On the International Day of Women and Girls in Science as part of our year-long Focus on Gender Equity, Brooke Blanchard on the role of women and girls in science, not only as beneficiaries, but also as agents of change.
11th February marks the 7th Annual International Day of Women and Girls in Science which aims to recognize the role of women and girls in science, not only as beneficiaries, but also as agents of change. The United Nations General Assembly declared this day to be a global opportunity to support women scientists and to promote the access of women and girls to – and their participation in – science, technology, engineering and mathematics education, training and research activities at all levels. For IAPB and its members, it marks an opportunity to acknowledge that vision loss is a gender issue and that access to eye health and accessible, inclusive education systems, will promote upward socioeconomic mobility for women and girls, and empower them to pursue careers in the science fields.
Women and girls represent half of the world’s population but continue to be excluded from participating fully in the economy. Vision loss is driven by inequity; of the 1.1 billion people worldwide who have vision loss, 90% live in low- and middle-income countries and 55% are women and girls. Women and girls are 8% more likely to be blind than men, and 15% more likely to have moderate to severe vision impairment. For girls with vision loss, it is almost impossible to access education. Where they do, they face additional barriers to participation and learning.
Access to eye health and accessible, inclusive education systems in turn, promote upward socioeconomic mobility for women and girls, and can empower them to pursue careers in the science fields. However, despite growing recognition of the unique experiences and skills women and men bring to various professions, gender inequality is pervasive in medical science; eye health research is no exception. Women make up 75% of the healthcare workforce yet occupy less than 25% of the most influential leadership positions. The majority of work conducted by women is either underpaid or unpaid, leaving women with few opportunities for advancement or to care for their own health.
While progress is being made, most women still lack the economic, political, and legal opportunity to become their own powerful agents of change. Continued unequal health outcomes and structural gender inequity within the healthcare system will persist and be perilously exacerbated if women’s perspectives are not included more intentionally in planning, policymaking, and programming. Equity and diversity will ultimately produce higher-quality science that better meets the needs of society.

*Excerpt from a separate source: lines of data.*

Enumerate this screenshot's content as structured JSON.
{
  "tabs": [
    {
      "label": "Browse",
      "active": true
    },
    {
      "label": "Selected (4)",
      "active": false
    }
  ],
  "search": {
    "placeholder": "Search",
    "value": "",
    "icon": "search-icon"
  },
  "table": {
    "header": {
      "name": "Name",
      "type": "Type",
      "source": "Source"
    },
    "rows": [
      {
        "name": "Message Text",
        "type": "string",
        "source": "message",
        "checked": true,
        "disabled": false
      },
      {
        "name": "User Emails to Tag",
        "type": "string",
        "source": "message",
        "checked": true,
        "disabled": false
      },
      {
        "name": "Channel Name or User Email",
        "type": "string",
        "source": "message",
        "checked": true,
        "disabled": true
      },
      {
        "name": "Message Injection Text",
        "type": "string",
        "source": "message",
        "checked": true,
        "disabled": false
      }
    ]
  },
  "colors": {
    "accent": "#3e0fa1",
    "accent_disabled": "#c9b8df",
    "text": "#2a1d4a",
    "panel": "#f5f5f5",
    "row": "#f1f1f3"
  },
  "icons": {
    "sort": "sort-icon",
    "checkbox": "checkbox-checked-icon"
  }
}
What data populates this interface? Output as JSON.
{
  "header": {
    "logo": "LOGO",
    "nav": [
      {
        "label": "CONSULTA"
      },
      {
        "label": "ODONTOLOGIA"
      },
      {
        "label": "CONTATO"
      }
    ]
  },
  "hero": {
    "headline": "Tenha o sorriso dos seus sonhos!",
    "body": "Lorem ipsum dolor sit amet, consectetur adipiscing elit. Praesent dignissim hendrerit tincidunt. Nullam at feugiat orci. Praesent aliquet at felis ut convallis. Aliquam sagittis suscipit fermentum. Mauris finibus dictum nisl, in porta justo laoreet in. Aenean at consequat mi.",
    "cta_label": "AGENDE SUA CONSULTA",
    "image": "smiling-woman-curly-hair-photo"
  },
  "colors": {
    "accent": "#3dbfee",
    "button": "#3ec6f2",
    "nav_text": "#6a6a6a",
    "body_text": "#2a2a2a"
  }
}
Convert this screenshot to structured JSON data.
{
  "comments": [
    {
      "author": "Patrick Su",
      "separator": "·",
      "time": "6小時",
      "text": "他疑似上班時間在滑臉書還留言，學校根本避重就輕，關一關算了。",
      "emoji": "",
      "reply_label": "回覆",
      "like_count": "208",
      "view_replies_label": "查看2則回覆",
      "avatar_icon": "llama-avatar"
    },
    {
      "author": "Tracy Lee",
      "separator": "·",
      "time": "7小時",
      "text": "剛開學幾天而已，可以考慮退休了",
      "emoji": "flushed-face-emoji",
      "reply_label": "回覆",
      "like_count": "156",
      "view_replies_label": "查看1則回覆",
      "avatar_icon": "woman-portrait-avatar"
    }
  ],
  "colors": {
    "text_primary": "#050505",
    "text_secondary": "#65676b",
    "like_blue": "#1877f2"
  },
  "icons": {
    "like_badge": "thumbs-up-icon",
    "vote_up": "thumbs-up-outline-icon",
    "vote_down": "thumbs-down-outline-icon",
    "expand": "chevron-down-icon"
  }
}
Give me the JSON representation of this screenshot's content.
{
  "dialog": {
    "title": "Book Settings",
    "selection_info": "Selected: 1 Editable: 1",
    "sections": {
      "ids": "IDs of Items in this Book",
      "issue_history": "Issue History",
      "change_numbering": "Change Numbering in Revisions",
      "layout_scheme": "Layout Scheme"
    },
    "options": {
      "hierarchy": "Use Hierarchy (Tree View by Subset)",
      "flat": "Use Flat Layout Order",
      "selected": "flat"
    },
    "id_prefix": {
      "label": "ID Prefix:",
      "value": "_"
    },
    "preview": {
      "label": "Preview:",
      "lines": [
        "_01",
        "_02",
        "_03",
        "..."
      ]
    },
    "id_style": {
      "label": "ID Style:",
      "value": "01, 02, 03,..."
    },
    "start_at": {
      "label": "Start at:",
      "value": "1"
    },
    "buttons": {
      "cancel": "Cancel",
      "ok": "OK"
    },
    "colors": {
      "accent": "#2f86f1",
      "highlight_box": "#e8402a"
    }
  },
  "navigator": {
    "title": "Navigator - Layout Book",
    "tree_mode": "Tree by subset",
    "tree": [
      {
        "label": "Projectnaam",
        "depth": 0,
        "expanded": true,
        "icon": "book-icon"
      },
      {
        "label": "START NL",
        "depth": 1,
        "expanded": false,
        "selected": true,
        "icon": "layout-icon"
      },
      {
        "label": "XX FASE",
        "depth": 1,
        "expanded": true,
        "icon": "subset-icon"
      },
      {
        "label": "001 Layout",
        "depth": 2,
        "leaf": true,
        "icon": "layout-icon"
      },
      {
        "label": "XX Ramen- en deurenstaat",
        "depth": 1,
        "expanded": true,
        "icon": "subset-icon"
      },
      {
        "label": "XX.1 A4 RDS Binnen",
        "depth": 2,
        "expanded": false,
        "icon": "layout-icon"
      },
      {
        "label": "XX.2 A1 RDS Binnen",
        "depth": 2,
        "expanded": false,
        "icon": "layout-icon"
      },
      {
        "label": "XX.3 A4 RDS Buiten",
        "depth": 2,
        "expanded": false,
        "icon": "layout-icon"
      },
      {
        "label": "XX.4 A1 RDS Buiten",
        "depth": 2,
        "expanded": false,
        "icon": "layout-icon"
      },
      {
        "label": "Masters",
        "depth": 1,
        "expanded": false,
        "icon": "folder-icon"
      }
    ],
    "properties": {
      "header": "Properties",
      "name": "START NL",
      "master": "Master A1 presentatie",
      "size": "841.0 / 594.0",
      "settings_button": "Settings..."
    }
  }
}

For this year’s International Day of Women and Girls in the Sciences, we must focus our attention on the critical role that gender equality, and the empowerment of women and girls will make towards achieving our global targets on ending avoidable blindness and the Sustainable Development Goals. Our combined ability to achieve the SDGs and harness momentum towards universal health coverage, requires us to eliminate all forms of inequity in access to eye care for women and girls. Together, we will find ways to overcome gender inequity in access to eye health services, education and a brighter future.
To learn more about gender equity within the eye health sector and the global impact of vision loss for women and girls, please join the UN Friends of Vision Group on 16 March, 2022 where they will host a virtual expert panel discussion, How can eye health contribute to achieving gender equity and the empowerment of all women and girls in the context of climate change? The event will take place the margins of the UN’s Commission on the Status of Women, the principal global intergovernmental body exclusively dedicated to the promotion of gender equality and the empowerment of women.
Image on top: Female Burmese residents are in the Suture Lab Practicing with Pigs eyes/Anthony Minassian
Focus on Gender Equity, throughout the year, shares knowledge, inspiration and ideas from some of the world’s most innovative experts and inserts eye health and Gender Equality onto the agenda of the world’s most pressing development issues and is supported by Santen.